  6. The provisions of the LRMPA and FAA are not only the sole pleaded basis for the claims advanced by the claimant, they are the only basis available to her as a matter of English law for advancing claims in respect of her husband’s death. As Lord Sumption explained in Cox v Ergo Versicherung AG [2014] UKSC 22, [2014] AC 1379 at [6], at common law no claim can be made in tort for the death of a human being; the provisions of the LRMPA and FAA are the “sole legal basis on which a claim can be made for bereavement or loss of dependency in English law.”
  7. The subrogated claims are plainly not causes of action possessed by the deceased before his death, so the LRMPA is rightly not treated as applicable in the Schedule of Loss. The claims are pleaded as falling under the FAA, but they cannot be brought within its terms. Section 1 of the FAA provides a right of action for a wrongful act causing death. By s 1A, damages for bereavement can be recovered. Section 3(1) provides the basis for the recoverability of damages for loss of dependency and loss of services: it provides that the claimant may recover “such damages … as are proportioned to the injury resulting from the death to the dependants respectively”. By s 3(5) damages may be awarded for funeral expenses incurred by the dependants. All of these claims are pleaded on the claimant’s behalf. No other heads of damage are recoverable under the Act.

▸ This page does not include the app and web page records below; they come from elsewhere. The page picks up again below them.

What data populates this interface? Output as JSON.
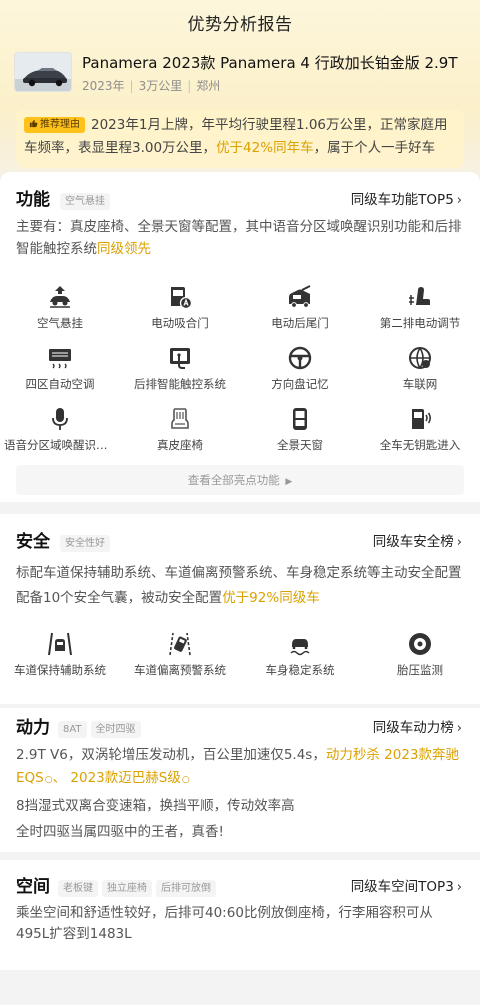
{
  "page": {
    "title": "优势分析报告"
  },
  "car": {
    "title": "Panamera 2023款 Panamera 4 行政加长铂金版 2.9T",
    "year": "2023年",
    "mileage": "3万公里",
    "city": "郑州"
  },
  "reason": {
    "badge": "推荐理由",
    "text1": "2023年1月上牌，年平均行驶里程1.06万公里，正常家庭用车频率，表显里程3.00万公里，",
    "highlight": "优于42%同年车",
    "text2": "，属于个人一手好车"
  },
  "function": {
    "title": "功能",
    "tags": [
      "空气悬挂"
    ],
    "link": "同级车功能TOP5",
    "desc": "主要有：真皮座椅、全景天窗等配置，其中语音分区域唤醒识别功能和后排智能触控系统",
    "desc_hl": "同级领先",
    "items": [
      {
        "label": "空气悬挂",
        "icon": "air-suspension-icon"
      },
      {
        "label": "电动吸合门",
        "icon": "soft-close-door-icon"
      },
      {
        "label": "电动后尾门",
        "icon": "power-tailgate-icon"
      },
      {
        "label": "第二排电动调节",
        "icon": "second-row-seat-icon"
      },
      {
        "label": "四区自动空调",
        "icon": "four-zone-ac-icon"
      },
      {
        "label": "后排智能触控系统",
        "icon": "rear-touch-control-icon"
      },
      {
        "label": "方向盘记忆",
        "icon": "steering-wheel-memory-icon"
      },
      {
        "label": "车联网",
        "icon": "connected-car-icon"
      },
      {
        "label": "语音分区域唤醒识别功能",
        "icon": "voice-zone-icon"
      },
      {
        "label": "真皮座椅",
        "icon": "leather-seat-icon"
      },
      {
        "label": "全景天窗",
        "icon": "panoramic-sunroof-icon"
      },
      {
        "label": "全车无钥匙进入",
        "icon": "keyless-entry-icon"
      }
    ],
    "viewall": "查看全部亮点功能"
  },
  "safety": {
    "title": "安全",
    "tags": [
      "安全性好"
    ],
    "link": "同级车安全榜",
    "desc1": "标配车道保持辅助系统、车道偏离预警系统、车身稳定系统等主动安全配置",
    "desc2": "配备10个安全气囊，被动安全配置",
    "desc2_hl": "优于92%同级车",
    "items": [
      {
        "label": "车道保持辅助系统",
        "icon": "lane-keep-icon"
      },
      {
        "label": "车道偏离预警系统",
        "icon": "lane-departure-icon"
      },
      {
        "label": "车身稳定系统",
        "icon": "stability-control-icon"
      },
      {
        "label": "胎压监测",
        "icon": "tire-pressure-icon"
      }
    ]
  },
  "power": {
    "title": "动力",
    "tags": [
      "8AT",
      "全时四驱"
    ],
    "link": "同级车动力榜",
    "desc1": "2.9T V6，双涡轮增压发动机，百公里加速仅5.4s，",
    "desc1_hl": "动力秒杀",
    "compare1": "2023款奔驰EQS",
    "sep": "、",
    "compare2": "2023款迈巴赫S级",
    "desc2": "8挡湿式双离合变速箱，换挡平顺，传动效率高",
    "desc3": "全时四驱当属四驱中的王者，真香!"
  },
  "space": {
    "title": "空间",
    "tags": [
      "老板键",
      "独立座椅",
      "后排可放倒"
    ],
    "link": "同级车空间TOP3",
    "desc": "乘坐空间和舒适性较好，后排可40:60比例放倒座椅，行李厢容积可从495L扩容到1483L"
  },
  "colors": {
    "accent": "#dba100",
    "badge": "#ffc21a"
  }
}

  8. The dependants have the benefit of s 4 of the FAA which provides that “in assessing damages in respect of a person’s death under this Act, benefits which have accrued or may accrue to any person from his estate or otherwise as a result of his death shall be disregarded.” The intention of Parliament and the effect of this provision is that all benefits coming to a dependant as a result of death are to be left out of account; today “all that must be done is to quantify the loss of dependency”; Arnup v White Ltd [2008] EWCA Civ 447, [26] (Smith LJ). Accordingly, there can be no question of the claimant having to give credit in the assessment of damages under the FAA for any benefits received from INAIL or Tesco Go as a result of her husband’s death. Such benefits fall to be ignored for the purposes of assessing the damages payable under the Act. It follows that, unless INAIL and Tesco Go can recoup from the dependants, they will recover compensation for what they have lost as dependants of Mr Capano, whilst retaining the benefits received from INAIL and Tesco Go. But that is a matter between those parties. It cannot give rise to a right on the claimant’s part to recover from the defendant the amount of the benefits paid or payable.
  9. For these reasons I agree with the defendant that the answer to the question posed by the preliminary issue is no; the claims pleaded in items 7, 8 and 9 of the Schedule of Loss dated 4th June 2014 are not recoverable by the claimant.

The judge went on to find that even if the issues had been properly pleaded the “subrogated” claims would fail in any event. They were not recoverable under the Fatal Accidents Act and did not arise out of the dependency of the claimant.